By April M. Beisaw, Associate Professor of Anthropology, Vassar College, NY In recent weeks, two archaeologists–Bruce Bourque and Elizabeth Weiss–have…
“What if we found new ways of existing in the harsh places we’ve ruled out on our homeworld, before forcing ourselves into the ecosystems of others? What if we revisited the ways of the ancient sea-faring cultures and the desert nomads? Drawing inspiration not from the speculative but from the real, the here, the now, the pragmatic and the historic.”
“Wanda has unwittingly cast her own tribunal of witnesses, those who are forced to not only see what she’s gone through (the nightmares), but to also quite literally embody and feel the physical pain of her grief.
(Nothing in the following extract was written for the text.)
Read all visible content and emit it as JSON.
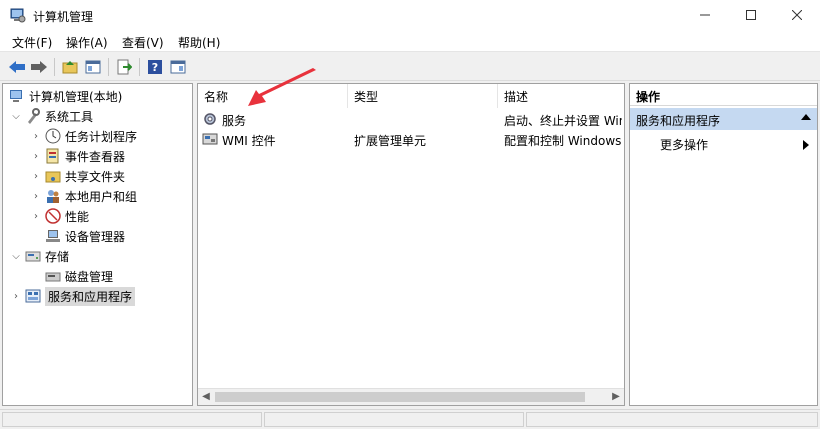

Rather than relying on the story of the traumatic event itself, these residents-cum-performers must experience haptic grief, a kind of sensory solidarity with Wanda. They are the only ones available—though not necessarily willingly—to bear witness to her pain without demanding it be told through a careful and convenient narrative.”
“They give us virtual-world fixed rules when in our actual-world we know so little. They let us take chances in-world when we can’t adequately asses risk in real life. Games promise free movement when the pandemic has robbed us of so many everyday activities. They offer stimulation, novelty, and opportunities to safely satisfy our primate curiosities. But, most importantly, I think the best games have offered us a place to go either alone or with others. There are comforts in connecting our hands to a keyboard and mouse, suturing our consciousness to the eyes of an avatar, and heading elsewhere.”